Exercise data START
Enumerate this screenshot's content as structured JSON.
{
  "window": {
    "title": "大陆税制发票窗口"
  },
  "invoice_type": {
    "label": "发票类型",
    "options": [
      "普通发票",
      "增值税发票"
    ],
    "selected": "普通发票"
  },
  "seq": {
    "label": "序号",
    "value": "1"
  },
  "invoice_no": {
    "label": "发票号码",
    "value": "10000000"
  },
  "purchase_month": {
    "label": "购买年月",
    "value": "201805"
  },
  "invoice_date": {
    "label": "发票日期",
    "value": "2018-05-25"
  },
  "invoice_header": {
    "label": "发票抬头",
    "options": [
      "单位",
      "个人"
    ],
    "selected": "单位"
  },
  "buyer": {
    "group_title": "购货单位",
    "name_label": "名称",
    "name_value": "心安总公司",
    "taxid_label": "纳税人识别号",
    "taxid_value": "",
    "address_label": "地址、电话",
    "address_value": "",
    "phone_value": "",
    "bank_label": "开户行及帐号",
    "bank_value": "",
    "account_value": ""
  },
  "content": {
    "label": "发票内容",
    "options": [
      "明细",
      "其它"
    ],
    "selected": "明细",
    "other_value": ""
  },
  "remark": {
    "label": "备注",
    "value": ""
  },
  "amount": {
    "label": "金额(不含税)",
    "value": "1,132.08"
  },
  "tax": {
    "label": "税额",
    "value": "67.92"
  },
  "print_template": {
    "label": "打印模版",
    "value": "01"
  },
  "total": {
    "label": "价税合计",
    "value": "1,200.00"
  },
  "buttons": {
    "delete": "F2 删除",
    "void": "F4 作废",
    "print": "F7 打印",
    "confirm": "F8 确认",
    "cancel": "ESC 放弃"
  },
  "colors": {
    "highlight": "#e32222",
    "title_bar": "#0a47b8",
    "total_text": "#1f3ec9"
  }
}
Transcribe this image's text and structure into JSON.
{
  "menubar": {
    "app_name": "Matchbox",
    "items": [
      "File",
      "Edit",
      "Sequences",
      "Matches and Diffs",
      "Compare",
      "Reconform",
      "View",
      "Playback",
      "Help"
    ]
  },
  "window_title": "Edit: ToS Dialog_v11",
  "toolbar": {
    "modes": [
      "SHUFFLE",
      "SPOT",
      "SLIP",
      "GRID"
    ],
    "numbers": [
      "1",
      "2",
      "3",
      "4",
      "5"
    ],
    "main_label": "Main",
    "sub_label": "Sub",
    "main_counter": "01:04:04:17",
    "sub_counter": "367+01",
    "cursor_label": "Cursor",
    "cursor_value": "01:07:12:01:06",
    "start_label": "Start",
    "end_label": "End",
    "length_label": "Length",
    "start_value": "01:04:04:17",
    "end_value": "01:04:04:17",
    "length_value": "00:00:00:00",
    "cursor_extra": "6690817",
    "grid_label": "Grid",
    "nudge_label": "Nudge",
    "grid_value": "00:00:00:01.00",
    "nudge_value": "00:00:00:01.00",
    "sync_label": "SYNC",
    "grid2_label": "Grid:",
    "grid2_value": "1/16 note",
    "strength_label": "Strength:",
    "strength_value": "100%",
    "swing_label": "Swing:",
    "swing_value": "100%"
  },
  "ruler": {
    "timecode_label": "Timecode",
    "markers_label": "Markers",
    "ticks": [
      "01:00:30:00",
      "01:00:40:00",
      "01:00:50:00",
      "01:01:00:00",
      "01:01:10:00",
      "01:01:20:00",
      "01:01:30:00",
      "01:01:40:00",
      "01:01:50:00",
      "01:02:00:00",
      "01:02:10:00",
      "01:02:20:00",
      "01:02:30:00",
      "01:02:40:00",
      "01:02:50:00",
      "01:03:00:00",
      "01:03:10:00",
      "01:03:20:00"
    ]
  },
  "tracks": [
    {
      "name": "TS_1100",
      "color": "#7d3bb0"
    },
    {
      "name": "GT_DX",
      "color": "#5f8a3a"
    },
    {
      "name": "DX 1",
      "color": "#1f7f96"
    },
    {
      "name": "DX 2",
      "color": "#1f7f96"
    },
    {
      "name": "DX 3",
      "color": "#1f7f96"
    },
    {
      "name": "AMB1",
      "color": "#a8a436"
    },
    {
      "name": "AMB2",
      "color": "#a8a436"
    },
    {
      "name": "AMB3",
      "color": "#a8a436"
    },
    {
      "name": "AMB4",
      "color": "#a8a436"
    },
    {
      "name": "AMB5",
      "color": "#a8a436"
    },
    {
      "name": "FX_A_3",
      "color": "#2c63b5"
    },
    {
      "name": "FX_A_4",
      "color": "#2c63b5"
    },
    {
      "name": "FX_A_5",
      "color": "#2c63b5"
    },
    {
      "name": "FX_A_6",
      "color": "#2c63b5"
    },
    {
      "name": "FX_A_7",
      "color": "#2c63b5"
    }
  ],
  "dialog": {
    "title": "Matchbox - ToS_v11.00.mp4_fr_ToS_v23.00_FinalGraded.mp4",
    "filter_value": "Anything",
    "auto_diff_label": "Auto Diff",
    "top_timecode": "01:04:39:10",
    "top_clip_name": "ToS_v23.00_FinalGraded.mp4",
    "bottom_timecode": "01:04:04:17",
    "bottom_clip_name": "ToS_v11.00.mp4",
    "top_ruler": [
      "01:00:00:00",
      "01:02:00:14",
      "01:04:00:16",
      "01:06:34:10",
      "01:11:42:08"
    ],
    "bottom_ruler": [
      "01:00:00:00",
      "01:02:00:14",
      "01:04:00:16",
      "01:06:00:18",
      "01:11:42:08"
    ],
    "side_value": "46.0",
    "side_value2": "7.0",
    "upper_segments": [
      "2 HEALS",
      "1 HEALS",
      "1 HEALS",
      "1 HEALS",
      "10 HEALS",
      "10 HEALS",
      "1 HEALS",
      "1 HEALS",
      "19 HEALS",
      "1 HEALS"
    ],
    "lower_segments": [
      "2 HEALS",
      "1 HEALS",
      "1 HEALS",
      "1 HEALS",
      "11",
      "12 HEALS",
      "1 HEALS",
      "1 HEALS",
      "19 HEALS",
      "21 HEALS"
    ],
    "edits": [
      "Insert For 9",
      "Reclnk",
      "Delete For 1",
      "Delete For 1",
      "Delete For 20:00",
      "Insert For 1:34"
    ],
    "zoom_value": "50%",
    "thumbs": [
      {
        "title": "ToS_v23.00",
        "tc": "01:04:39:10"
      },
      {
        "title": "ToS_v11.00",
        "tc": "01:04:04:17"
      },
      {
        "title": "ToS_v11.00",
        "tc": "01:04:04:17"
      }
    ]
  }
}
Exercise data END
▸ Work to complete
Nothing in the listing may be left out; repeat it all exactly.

▸ Your solution
Enumerate this screenshot's content as structured JSON.
{
  "window": {
    "title": "大陆税制发票窗口"
  },
  "invoice_type": {
    "label": "发票类型",
    "options": [
      "普通发票",
      "增值税发票"
    ],
    "selected": "普通发票"
  },
  "seq": {
    "label": "序号",
    "value": "1"
  },
  "invoice_no": {
    "label": "发票号码",
    "value": "10000000"
  },
  "purchase_month": {
    "label": "购买年月",
    "value": "201805"
  },
  "invoice_date": {
    "label": "发票日期",
    "value": "2018-05-25"
  },
  "invoice_header": {
    "label": "发票抬头",
    "options": [
      "单位",
      "个人"
    ],
    "selected": "单位"
  },
  "buyer": {
    "group_title": "购货单位",
    "name_label": "名称",
    "name_value": "心安总公司",
    "taxid_label": "纳税人识别号",
    "taxid_value": "",
    "address_label": "地址、电话",
    "address_value": "",
    "phone_value": "",
    "bank_label": "开户行及帐号",
    "bank_value": "",
    "account_value": ""
  },
  "content": {
    "label": "发票内容",
    "options": [
      "明细",
      "其它"
    ],
    "selected": "明细",
    "other_value": ""
  },
  "remark": {
    "label": "备注",
    "value": ""
  },
  "amount": {
    "label": "金额(不含税)",
    "value": "1,132.08"
  },
  "tax": {
    "label": "税额",
    "value": "67.92"
  },
  "print_template": {
    "label": "打印模版",
    "value": "01"
  },
  "total": {
    "label": "价税合计",
    "value": "1,200.00"
  },
  "buttons": {
    "delete": "F2 删除",
    "void": "F4 作废",
    "print": "F7 打印",
    "confirm": "F8 确认",
    "cancel": "ESC 放弃"
  },
  "colors": {
    "highlight": "#e32222",
    "title_bar": "#0a47b8",
    "total_text": "#1f3ec9"
  }
}
Transcribe this image's text and structure into JSON.
{
  "menubar": {
    "app_name": "Matchbox",
    "items": [
      "File",
      "Edit",
      "Sequences",
      "Matches and Diffs",
      "Compare",
      "Reconform",
      "View",
      "Playback",
      "Help"
    ]
  },
  "window_title": "Edit: ToS Dialog_v11",
  "toolbar": {
    "modes": [
      "SHUFFLE",
      "SPOT",
      "SLIP",
      "GRID"
    ],
    "numbers": [
      "1",
      "2",
      "3",
      "4",
      "5"
    ],
    "main_label": "Main",
    "sub_label": "Sub",
    "main_counter": "01:04:04:17",
    "sub_counter": "367+01",
    "cursor_label": "Cursor",
    "cursor_value": "01:07:12:01:06",
    "start_label": "Start",
    "end_label": "End",
    "length_label": "Length",
    "start_value": "01:04:04:17",
    "end_value": "01:04:04:17",
    "length_value": "00:00:00:00",
    "cursor_extra": "6690817",
    "grid_label": "Grid",
    "nudge_label": "Nudge",
    "grid_value": "00:00:00:01.00",
    "nudge_value": "00:00:00:01.00",
    "sync_label": "SYNC",
    "grid2_label": "Grid:",
    "grid2_value": "1/16 note",
    "strength_label": "Strength:",
    "strength_value": "100%",
    "swing_label": "Swing:",
    "swing_value": "100%"
  },
  "ruler": {
    "timecode_label": "Timecode",
    "markers_label": "Markers",
    "ticks": [
      "01:00:30:00",
      "01:00:40:00",
      "01:00:50:00",
      "01:01:00:00",
      "01:01:10:00",
      "01:01:20:00",
      "01:01:30:00",
      "01:01:40:00",
      "01:01:50:00",
      "01:02:00:00",
      "01:02:10:00",
      "01:02:20:00",
      "01:02:30:00",
      "01:02:40:00",
      "01:02:50:00",
      "01:03:00:00",
      "01:03:10:00",
      "01:03:20:00"
    ]
  },
  "tracks": [
    {
      "name": "TS_1100",
      "color": "#7d3bb0"
    },
    {
      "name": "GT_DX",
      "color": "#5f8a3a"
    },
    {
      "name": "DX 1",
      "color": "#1f7f96"
    },
    {
      "name": "DX 2",
      "color": "#1f7f96"
    },
    {
      "name": "DX 3",
      "color": "#1f7f96"
    },
    {
      "name": "AMB1",
      "color": "#a8a436"
    },
    {
      "name": "AMB2",
      "color": "#a8a436"
    },
    {
      "name": "AMB3",
      "color": "#a8a436"
    },
    {
      "name": "AMB4",
      "color": "#a8a436"
    },
    {
      "name": "AMB5",
      "color": "#a8a436"
    },
    {
      "name": "FX_A_3",
      "color": "#2c63b5"
    },
    {
      "name": "FX_A_4",
      "color": "#2c63b5"
    },
    {
      "name": "FX_A_5",
      "color": "#2c63b5"
    },
    {
      "name": "FX_A_6",
      "color": "#2c63b5"
    },
    {
      "name": "FX_A_7",
      "color": "#2c63b5"
    }
  ],
  "dialog": {
    "title": "Matchbox - ToS_v11.00.mp4_fr_ToS_v23.00_FinalGraded.mp4",
    "filter_value": "Anything",
    "auto_diff_label": "Auto Diff",
    "top_timecode": "01:04:39:10",
    "top_clip_name": "ToS_v23.00_FinalGraded.mp4",
    "bottom_timecode": "01:04:04:17",
    "bottom_clip_name": "ToS_v11.00.mp4",
    "top_ruler": [
      "01:00:00:00",
      "01:02:00:14",
      "01:04:00:16",
      "01:06:34:10",
      "01:11:42:08"
    ],
    "bottom_ruler": [
      "01:00:00:00",
      "01:02:00:14",
      "01:04:00:16",
      "01:06:00:18",
      "01:11:42:08"
    ],
    "side_value": "46.0",
    "side_value2": "7.0",
    "upper_segments": [
      "2 HEALS",
      "1 HEALS",
      "1 HEALS",
      "1 HEALS",
      "10 HEALS",
      "10 HEALS",
      "1 HEALS",
      "1 HEALS",
      "19 HEALS",
      "1 HEALS"
    ],
    "lower_segments": [
      "2 HEALS",
      "1 HEALS",
      "1 HEALS",
      "1 HEALS",
      "11",
      "12 HEALS",
      "1 HEALS",
      "1 HEALS",
      "19 HEALS",
      "21 HEALS"
    ],
    "edits": [
      "Insert For 9",
      "Reclnk",
      "Delete For 1",
      "Delete For 1",
      "Delete For 20:00",
      "Insert For 1:34"
    ],
    "zoom_value": "50%",
    "thumbs": [
      {
        "title": "ToS_v23.00",
        "tc": "01:04:39:10"
      },
      {
        "title": "ToS_v11.00",
        "tc": "01:04:04:17"
      },
      {
        "title": "ToS_v11.00",
        "tc": "01:04:04:17"
      }
    ]
  }
}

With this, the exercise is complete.